Local government in London

Local government in the London region takes place in two tiers; an upper tier and a lower tier. The upper tier authority is the Greater London Authority (GLA), controlled by the Mayor of London and the London Assembly. The lower tier authorities are the 32 borough councils in Greater London, and the City of London Corporation in the City of London.

London Central (European Parliament constituency)

Prior to its uniform adoption of proportional representation in 1999, the United Kingdom used first-past-the-post for the European elections in England, Scotland and Wales. The European Parliament constituencies used under that system were smaller than the later regional constituencies and only had one Member of the European Parliament each.

Angel, London Human settlement in England

Angel is a locality on the northern fringes of Central London within the London Borough of Islington. It is 2 miles (3.2 km) north-northeast of Charing Cross on the Inner Ring Road at a busy transport intersection. The area is identified in the London Plan as one of 35 major centres in London. It is a significant commercial and retail centre, and a business improvement district. Angel straddles the ancient boundary of the parishes of Clerkenwell and Islington that later became the metropolitan boroughs of Finsbury and Islington. It is named from the former Angel Inn which stood on the corner of Islington High Street and Pentonville Road. Since 1965 the whole area has formed part of the London Borough of Islington in Greater London.

The following outline is provided as an overview of and topical guide to London:

References

  1. "OS MapZone – From where, exactly, are distances from London measured?". Ordnance Survey . Retrieved 10 March 2010.
  2. Mayor of London (2008). "Central activities zone". London Plan . Greater London Authority. Archived from the original on 31 May 2010. Retrieved 10 March 2010.
  3. Mayor of London (2008). "Central activities zone policies". London Plan . Greater London Authority. Archived from the original on 31 May 2010. Retrieved 10 March 2010.
  4. "London's Places" (PDF). London Plan . Greater London Authority. 2011. p. 46. Archived from the original (PDF) on 6 September 2015. Retrieved 27 May 2014.
  5. Mayor of London (February 2004). "The London Plan: Chapter 5" (PDF). Greater London Authority. Archived from the original (PDF) on 4 June 2011.
  6. "1901 Census of England and Wales, General Report with Appendices (1904 CVIII (Cd. 2174) 1)" . Retrieved 10 March 2010.
  7. 1 2 Greater London Group (July 1959). Memorandum of Evidence to The Royal Commission on Local Government in Greater London. London School of Economics.
  8. Parliamentary Debates (Hansard) . House of Commons. 24 January 1963.

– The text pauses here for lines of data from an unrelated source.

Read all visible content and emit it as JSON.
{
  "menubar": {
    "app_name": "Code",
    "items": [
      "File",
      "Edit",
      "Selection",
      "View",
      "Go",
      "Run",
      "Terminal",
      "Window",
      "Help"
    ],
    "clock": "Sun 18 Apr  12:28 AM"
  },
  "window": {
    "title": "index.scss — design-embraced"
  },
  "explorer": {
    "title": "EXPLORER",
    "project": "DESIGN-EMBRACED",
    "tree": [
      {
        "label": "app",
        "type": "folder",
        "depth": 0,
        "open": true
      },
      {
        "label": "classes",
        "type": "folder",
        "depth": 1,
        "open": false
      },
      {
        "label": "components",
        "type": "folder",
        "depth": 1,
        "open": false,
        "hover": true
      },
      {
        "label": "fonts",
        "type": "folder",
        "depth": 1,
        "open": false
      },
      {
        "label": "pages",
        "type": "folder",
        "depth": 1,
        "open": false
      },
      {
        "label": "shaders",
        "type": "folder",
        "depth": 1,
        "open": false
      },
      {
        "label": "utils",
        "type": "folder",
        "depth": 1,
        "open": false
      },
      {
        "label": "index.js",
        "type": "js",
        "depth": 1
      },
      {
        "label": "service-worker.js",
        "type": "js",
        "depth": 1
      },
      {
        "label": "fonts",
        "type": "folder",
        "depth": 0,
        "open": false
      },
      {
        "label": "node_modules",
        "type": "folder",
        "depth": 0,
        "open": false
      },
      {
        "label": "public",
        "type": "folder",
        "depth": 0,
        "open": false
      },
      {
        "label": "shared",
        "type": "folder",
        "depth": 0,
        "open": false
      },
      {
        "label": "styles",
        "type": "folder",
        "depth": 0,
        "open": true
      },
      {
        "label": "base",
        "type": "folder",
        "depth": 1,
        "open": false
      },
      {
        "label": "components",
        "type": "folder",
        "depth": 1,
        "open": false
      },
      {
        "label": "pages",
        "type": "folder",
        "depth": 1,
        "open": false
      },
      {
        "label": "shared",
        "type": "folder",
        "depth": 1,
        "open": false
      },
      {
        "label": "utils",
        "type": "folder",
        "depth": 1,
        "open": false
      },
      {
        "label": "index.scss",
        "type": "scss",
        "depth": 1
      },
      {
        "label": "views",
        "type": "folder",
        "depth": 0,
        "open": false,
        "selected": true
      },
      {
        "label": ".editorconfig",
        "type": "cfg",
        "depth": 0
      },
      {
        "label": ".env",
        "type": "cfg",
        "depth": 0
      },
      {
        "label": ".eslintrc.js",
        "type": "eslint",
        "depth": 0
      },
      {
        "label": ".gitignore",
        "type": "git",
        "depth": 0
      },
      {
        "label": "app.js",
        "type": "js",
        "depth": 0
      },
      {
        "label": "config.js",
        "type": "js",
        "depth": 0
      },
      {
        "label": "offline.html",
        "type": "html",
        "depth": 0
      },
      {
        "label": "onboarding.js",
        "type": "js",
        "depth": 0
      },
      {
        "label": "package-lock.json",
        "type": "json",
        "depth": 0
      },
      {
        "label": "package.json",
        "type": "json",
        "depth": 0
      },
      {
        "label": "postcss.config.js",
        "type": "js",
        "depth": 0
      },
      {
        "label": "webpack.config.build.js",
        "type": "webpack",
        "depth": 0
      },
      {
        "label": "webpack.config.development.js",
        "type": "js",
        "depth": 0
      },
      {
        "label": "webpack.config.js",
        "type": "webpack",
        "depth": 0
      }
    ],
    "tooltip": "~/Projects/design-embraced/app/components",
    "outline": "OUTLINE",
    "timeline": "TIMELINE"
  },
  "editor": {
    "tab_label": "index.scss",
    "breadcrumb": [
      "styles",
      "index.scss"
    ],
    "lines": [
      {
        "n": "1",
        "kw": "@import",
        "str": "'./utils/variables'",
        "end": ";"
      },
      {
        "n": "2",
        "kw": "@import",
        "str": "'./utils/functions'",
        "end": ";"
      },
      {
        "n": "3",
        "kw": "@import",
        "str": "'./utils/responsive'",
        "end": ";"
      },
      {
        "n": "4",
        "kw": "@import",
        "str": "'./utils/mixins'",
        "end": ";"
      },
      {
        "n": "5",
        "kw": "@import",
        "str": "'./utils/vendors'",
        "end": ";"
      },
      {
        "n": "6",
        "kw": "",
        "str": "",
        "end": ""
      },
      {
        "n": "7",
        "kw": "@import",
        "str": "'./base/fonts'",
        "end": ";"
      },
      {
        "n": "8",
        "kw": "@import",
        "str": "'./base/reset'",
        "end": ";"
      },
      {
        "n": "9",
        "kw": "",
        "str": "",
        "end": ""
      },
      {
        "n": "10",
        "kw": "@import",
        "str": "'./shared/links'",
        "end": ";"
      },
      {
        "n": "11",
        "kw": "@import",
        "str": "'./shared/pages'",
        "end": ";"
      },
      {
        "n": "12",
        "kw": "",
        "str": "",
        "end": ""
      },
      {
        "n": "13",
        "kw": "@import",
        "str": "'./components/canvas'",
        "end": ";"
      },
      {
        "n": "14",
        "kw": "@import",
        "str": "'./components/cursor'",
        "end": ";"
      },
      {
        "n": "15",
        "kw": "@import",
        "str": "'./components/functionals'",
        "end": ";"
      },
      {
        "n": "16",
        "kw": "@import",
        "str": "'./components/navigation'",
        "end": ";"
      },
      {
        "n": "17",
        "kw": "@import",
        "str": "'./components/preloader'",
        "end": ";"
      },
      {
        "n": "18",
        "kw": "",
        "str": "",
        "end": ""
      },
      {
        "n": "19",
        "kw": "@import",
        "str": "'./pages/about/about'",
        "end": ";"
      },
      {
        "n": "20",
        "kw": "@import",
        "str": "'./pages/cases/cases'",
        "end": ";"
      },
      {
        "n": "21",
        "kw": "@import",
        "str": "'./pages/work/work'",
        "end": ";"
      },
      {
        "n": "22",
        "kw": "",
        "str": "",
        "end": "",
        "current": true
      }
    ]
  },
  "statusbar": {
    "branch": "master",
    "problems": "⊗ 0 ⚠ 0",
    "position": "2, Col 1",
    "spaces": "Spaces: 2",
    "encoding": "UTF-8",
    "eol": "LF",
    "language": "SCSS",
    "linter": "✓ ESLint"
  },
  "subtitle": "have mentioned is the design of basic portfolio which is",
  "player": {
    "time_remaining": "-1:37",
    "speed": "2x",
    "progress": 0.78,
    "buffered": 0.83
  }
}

Coordinates: 51°30′26″N0°07′39″E / 51.5073°N 0.1275°E / 51.5073; 0.1275